The Sunday Mail
THE fifth edition of the Harare International Carnival (HIC) will be hosted as planned and dates are not going to be postponed despite being a few days away from the country’s July 30 national harmonised elections, the Zimbabwe Tourism Authority has said.
ZTA recently announced the annual carnival will be held from July 17 to July 2.
However, the announcement raised eyebrows.
Critics are questioning the timing of the event considering it will run almost a week before the July 30 harmonised elections and at the peak of the winter season.
The last two editions of the carnival were held in a warm atmosphere, October (2015) and September (2017), periods favourable for outdoor events that usually characterise the jamboree.
The critics believe the event will fail to attract usual multitudes due to divided attention caused by elections that will be in full swing.
Conversely, non-political philosophers are arguing that very few people will have the courage to brave the chilly weather in order to attend the festival.
But ZTA chief executive, Dr Karikoga Kaseke has dismissed all these concerns as baseless.
The firebrand tourism personality said there is nothing wrong with the timing of the carnival. He said the tourism authority does not have any plans to shift the dates.
“We are trying to show that Zimbabwe is a very peaceful country. It can have the pleasure and luxury of having a carnival a week before elections, which some quarters are saying is impossible. We have a lot of confidence in the messages that are coming from our political leadership that the elections this year will be peaceful, free and fair and above all credible,” said Dr Kaseke.
“There is nothing that can stop us from having this carnival a week before elections. We want to show the world that Zimbabwe has matured and it can be done.”

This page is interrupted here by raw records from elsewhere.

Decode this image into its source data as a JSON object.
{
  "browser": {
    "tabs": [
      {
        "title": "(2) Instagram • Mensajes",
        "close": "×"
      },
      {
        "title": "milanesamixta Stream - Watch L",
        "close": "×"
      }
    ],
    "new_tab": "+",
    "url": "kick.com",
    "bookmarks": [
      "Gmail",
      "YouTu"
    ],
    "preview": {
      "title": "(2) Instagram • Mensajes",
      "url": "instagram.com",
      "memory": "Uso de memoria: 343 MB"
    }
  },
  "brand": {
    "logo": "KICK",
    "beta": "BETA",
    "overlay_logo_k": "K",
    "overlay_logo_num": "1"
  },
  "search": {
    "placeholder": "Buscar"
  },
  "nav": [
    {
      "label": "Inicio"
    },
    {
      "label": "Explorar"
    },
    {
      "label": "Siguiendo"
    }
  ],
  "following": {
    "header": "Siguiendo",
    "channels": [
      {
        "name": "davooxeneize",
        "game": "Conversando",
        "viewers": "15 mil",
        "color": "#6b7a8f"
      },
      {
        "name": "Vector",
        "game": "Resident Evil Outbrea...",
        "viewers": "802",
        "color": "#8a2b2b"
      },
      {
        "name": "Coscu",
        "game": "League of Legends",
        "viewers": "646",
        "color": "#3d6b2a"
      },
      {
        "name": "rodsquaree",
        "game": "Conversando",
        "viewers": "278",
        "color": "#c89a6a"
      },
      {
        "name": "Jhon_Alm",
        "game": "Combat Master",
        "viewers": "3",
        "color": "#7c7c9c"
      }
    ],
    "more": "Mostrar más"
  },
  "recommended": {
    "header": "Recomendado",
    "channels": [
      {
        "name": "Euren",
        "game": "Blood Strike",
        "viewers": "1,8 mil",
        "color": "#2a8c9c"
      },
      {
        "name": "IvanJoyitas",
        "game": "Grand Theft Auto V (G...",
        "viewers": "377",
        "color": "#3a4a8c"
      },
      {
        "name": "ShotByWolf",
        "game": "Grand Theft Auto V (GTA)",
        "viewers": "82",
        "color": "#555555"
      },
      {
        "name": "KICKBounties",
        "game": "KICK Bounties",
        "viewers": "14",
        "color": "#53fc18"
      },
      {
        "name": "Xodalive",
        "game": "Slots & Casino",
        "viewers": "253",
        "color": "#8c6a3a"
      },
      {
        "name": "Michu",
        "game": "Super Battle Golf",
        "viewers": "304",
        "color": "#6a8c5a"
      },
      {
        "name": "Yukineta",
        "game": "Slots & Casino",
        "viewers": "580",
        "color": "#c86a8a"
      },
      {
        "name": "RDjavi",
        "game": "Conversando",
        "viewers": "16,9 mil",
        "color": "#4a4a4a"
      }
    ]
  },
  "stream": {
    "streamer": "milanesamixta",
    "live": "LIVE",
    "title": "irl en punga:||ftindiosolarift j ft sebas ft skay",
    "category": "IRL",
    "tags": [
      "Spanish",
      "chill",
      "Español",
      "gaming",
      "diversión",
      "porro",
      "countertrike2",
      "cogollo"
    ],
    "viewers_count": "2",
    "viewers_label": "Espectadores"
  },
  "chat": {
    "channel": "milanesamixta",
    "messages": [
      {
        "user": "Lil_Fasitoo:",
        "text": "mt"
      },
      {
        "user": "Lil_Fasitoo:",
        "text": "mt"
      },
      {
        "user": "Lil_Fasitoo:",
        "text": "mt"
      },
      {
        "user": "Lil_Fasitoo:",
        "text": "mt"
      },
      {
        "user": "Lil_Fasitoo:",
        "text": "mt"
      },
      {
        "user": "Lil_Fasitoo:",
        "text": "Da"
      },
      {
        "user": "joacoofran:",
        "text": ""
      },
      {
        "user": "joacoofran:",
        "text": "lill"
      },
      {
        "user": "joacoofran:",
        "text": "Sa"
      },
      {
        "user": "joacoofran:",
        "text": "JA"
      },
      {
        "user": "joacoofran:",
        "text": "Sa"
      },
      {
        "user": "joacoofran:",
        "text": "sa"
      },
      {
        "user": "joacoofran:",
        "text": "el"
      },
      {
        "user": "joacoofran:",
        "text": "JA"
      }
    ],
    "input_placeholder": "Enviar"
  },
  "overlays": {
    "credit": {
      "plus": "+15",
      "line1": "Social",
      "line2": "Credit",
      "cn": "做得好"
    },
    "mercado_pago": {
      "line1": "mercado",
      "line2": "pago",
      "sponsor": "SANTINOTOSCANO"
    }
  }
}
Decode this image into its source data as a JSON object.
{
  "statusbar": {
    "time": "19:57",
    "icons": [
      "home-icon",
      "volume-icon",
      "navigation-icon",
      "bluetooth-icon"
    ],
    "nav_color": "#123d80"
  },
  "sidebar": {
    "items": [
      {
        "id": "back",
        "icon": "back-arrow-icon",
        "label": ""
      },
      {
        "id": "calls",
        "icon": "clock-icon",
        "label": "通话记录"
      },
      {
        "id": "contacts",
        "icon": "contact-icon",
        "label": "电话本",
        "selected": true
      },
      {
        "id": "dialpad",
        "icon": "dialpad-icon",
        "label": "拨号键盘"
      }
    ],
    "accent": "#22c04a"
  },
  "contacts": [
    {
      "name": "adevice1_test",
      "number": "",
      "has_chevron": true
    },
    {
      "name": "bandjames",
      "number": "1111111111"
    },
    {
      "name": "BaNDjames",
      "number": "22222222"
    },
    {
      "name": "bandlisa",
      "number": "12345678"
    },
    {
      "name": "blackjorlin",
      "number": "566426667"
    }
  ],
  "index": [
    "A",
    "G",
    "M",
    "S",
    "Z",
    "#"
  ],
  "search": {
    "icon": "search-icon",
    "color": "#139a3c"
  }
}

Dr Kaseke noted that the fact that different political parties are currently holding rallies with no incidences of violence recorded is testimony that things have changed for the better under the new political dispensation.
“Why should we try to prop violence when it is non-existent? The HIC should be viewed by everyone as a platform to promote peace and unity among Zimbabweans. The event is all about celebrating diversity,” said Dr Kaseke.
“Let me also point out that we always do our homework before organising such events.
For instance, my team checked the weather for carnival days, particularly the street march day and findings are that temperatures will be favourable on the day, ranging between 20 and 25 degrees Celsius from 10 am. World over, this is perfect weather for a carnival.”
According to the Zimbabwe Republic Police, any event must be cleared with the police.
“Whoever is organising an event/function where the public is concerned should make sure that adequate security for the event is sourced from the police and that the event is cleared with relevant authorities, which is all that the carnival organisers need to do,” said national deputy police spokesperson Chief Superintendent Paul Nyathi.
Zimbabwe borrowed the carnival concept from countries like Brazil, Seychelles, Jamaica, and Trinidad and Tobago, where they are big business, earning the countries millions of dollars annually.
The carnival concept has been instrumental in promoting peace, unity and tolerance in most countries. Zimbabwe continues to draw lessons from the veterans.
Some of the countries that have taken part in the annual HIC include Brazil, Trinidad and Tobago, Malawi, Kenya, Egypt, Namibia, Ethiopia and South Africa.
The list keeps growing with each passing edition as more countries continue showing interest in the fete.